■ Task ■
Determine how many lines in the listing below contain the word "name", then state that number by itself.

■ The input ■
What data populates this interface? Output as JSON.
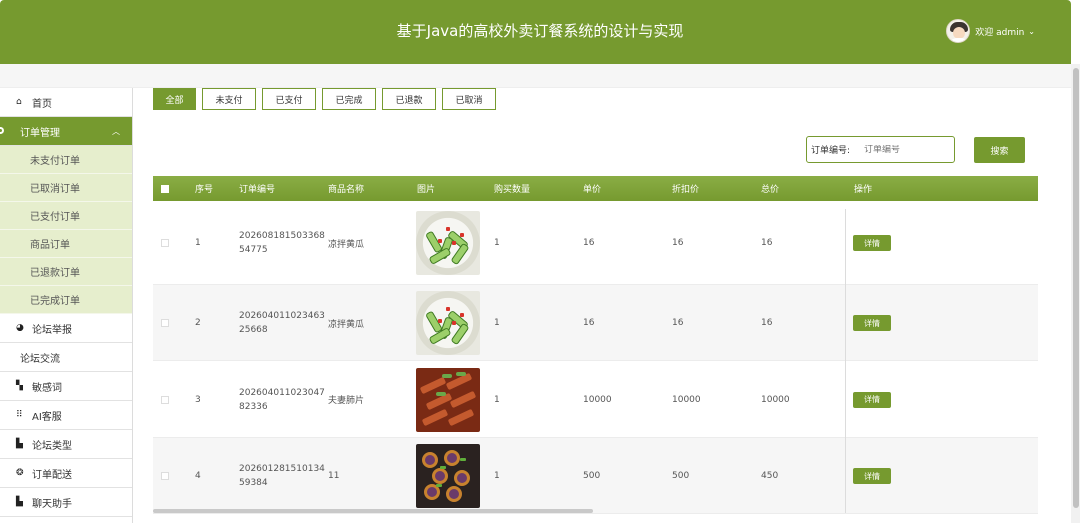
{
  "header": {
    "title": "基于Java的高校外卖订餐系统的设计与实现",
    "welcome": "欢迎 admin"
  },
  "sidebar": {
    "items": [
      {
        "label": "首页",
        "icon": "home-icon"
      },
      {
        "label": "订单管理",
        "icon": "gear-icon"
      },
      {
        "label": "未支付订单"
      },
      {
        "label": "已取消订单"
      },
      {
        "label": "已支付订单"
      },
      {
        "label": "商品订单"
      },
      {
        "label": "已退款订单"
      },
      {
        "label": "已完成订单"
      },
      {
        "label": "论坛举报",
        "icon": "pie-icon"
      },
      {
        "label": "论坛交流"
      },
      {
        "label": "敏感词",
        "icon": "grid-icon"
      },
      {
        "label": "AI客服",
        "icon": "dots-grid-icon"
      },
      {
        "label": "论坛类型",
        "icon": "folder-icon"
      },
      {
        "label": "订单配送",
        "icon": "globe-icon"
      },
      {
        "label": "聊天助手",
        "icon": "chat-icon"
      }
    ]
  },
  "tabs": [
    "全部",
    "未支付",
    "已支付",
    "已完成",
    "已退款",
    "已取消"
  ],
  "search": {
    "label": "订单编号:",
    "placeholder": "订单编号",
    "button": "搜索"
  },
  "table": {
    "headers": [
      "序号",
      "订单编号",
      "商品名称",
      "图片",
      "购买数量",
      "单价",
      "折扣价",
      "总价",
      "操作"
    ],
    "rows": [
      {
        "index": "1",
        "order_no_1": "202608181503368",
        "order_no_2": "54775",
        "name": "凉拌黄瓜",
        "image": "cucumber",
        "qty": "1",
        "price": "16",
        "discount": "16",
        "total": "16",
        "action": "详情"
      },
      {
        "index": "2",
        "order_no_1": "202604011023463",
        "order_no_2": "25668",
        "name": "凉拌黄瓜",
        "image": "cucumber",
        "qty": "1",
        "price": "16",
        "discount": "16",
        "total": "16",
        "action": "详情"
      },
      {
        "index": "3",
        "order_no_1": "202604011023047",
        "order_no_2": "82336",
        "name": "夫妻肺片",
        "image": "tripe",
        "qty": "1",
        "price": "10000",
        "discount": "10000",
        "total": "10000",
        "action": "详情"
      },
      {
        "index": "4",
        "order_no_1": "202601281510134",
        "order_no_2": "59384",
        "name": "11",
        "image": "eggplant",
        "qty": "1",
        "price": "500",
        "discount": "500",
        "total": "450",
        "action": "详情"
      }
    ]
  },
  "colors": {
    "accent": "#769a2f",
    "submenu_bg": "#e6eecd"
  }
}
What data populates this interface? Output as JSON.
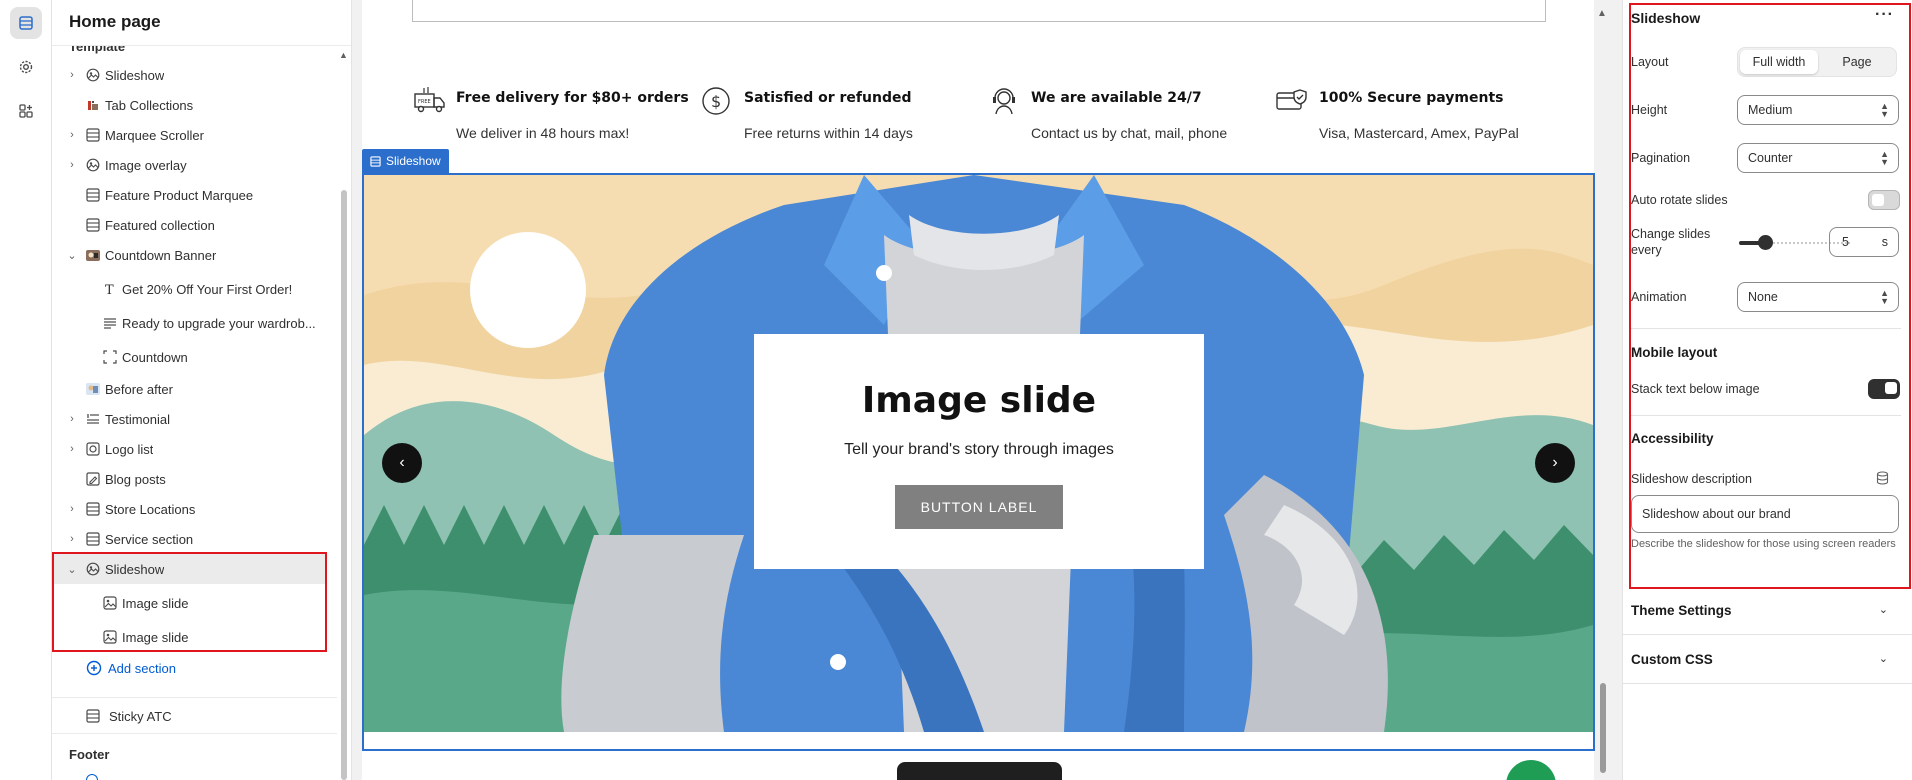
{
  "sidebar": {
    "title": "Home page",
    "partial_heading": "Template",
    "items": [
      {
        "label": "Slideshow",
        "icon": "slideshow-icon",
        "expandable": true
      },
      {
        "label": "Tab Collections",
        "icon": "tab-collections-icon",
        "expandable": false
      },
      {
        "label": "Marquee Scroller",
        "icon": "section-icon",
        "expandable": true
      },
      {
        "label": "Image overlay",
        "icon": "slideshow-icon",
        "expandable": true
      },
      {
        "label": "Feature Product Marquee",
        "icon": "section-icon",
        "expandable": false
      },
      {
        "label": "Featured collection",
        "icon": "section-icon",
        "expandable": false
      },
      {
        "label": "Countdown Banner",
        "icon": "countdown-banner-icon",
        "expandable": true,
        "expanded": true
      },
      {
        "label": "Get 20% Off Your First Order!",
        "icon": "text-icon",
        "child": true
      },
      {
        "label": "Ready to upgrade your wardrob...",
        "icon": "paragraph-icon",
        "child": true
      },
      {
        "label": "Countdown",
        "icon": "countdown-frame-icon",
        "child": true
      },
      {
        "label": "Before after",
        "icon": "before-after-icon",
        "expandable": false
      },
      {
        "label": "Testimonial",
        "icon": "testimonial-icon",
        "expandable": true
      },
      {
        "label": "Logo list",
        "icon": "logo-list-icon",
        "expandable": true
      },
      {
        "label": "Blog posts",
        "icon": "blog-icon",
        "expandable": false
      },
      {
        "label": "Store Locations",
        "icon": "section-icon",
        "expandable": true
      },
      {
        "label": "Service section",
        "icon": "section-icon",
        "expandable": true
      },
      {
        "label": "Slideshow",
        "icon": "slideshow-icon",
        "expandable": true,
        "expanded": true,
        "selected": true
      },
      {
        "label": "Image slide",
        "icon": "image-slide-icon",
        "child": true
      },
      {
        "label": "Image slide",
        "icon": "image-slide-icon",
        "child": true
      }
    ],
    "add_section_label": "Add section",
    "sticky_item": "Sticky ATC",
    "footer_heading": "Footer"
  },
  "preview": {
    "features": [
      {
        "title": "Free delivery for $80+ orders",
        "subtitle": "We deliver in 48 hours max!",
        "icon": "delivery-truck-icon"
      },
      {
        "title": "Satisfied or refunded",
        "subtitle": "Free returns within 14 days",
        "icon": "dollar-circle-icon"
      },
      {
        "title": "We are available 24/7",
        "subtitle": "Contact us by chat, mail, phone",
        "icon": "support-agent-icon"
      },
      {
        "title": "100% Secure payments",
        "subtitle": "Visa, Mastercard, Amex, PayPal",
        "icon": "secure-card-icon"
      }
    ],
    "section_tag": "Slideshow",
    "slide": {
      "heading": "Image slide",
      "subheading": "Tell your brand's story through images",
      "button": "BUTTON LABEL"
    }
  },
  "settings": {
    "title": "Slideshow",
    "layout": {
      "label": "Layout",
      "options": [
        "Full width",
        "Page"
      ],
      "selected": "Full width"
    },
    "height": {
      "label": "Height",
      "value": "Medium"
    },
    "pagination": {
      "label": "Pagination",
      "value": "Counter"
    },
    "auto_rotate": {
      "label": "Auto rotate slides",
      "on": false
    },
    "change_every": {
      "label_1": "Change slides",
      "label_2": "every",
      "value": "5",
      "unit": "s",
      "slider_fraction": 0.2
    },
    "animation": {
      "label": "Animation",
      "value": "None"
    },
    "mobile_heading": "Mobile layout",
    "stack_text": {
      "label": "Stack text below image",
      "on": true
    },
    "accessibility_heading": "Accessibility",
    "description": {
      "label": "Slideshow description",
      "value": "Slideshow about our brand",
      "helper": "Describe the slideshow for those using screen readers"
    },
    "collapsibles": [
      "Theme Settings",
      "Custom CSS"
    ]
  },
  "colors": {
    "accent_blue": "#2c6ecb",
    "highlight_red": "#e0161e",
    "link_blue": "#005bd3",
    "fab_green": "#1f9d55"
  }
}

■ Solution for this problem ■
4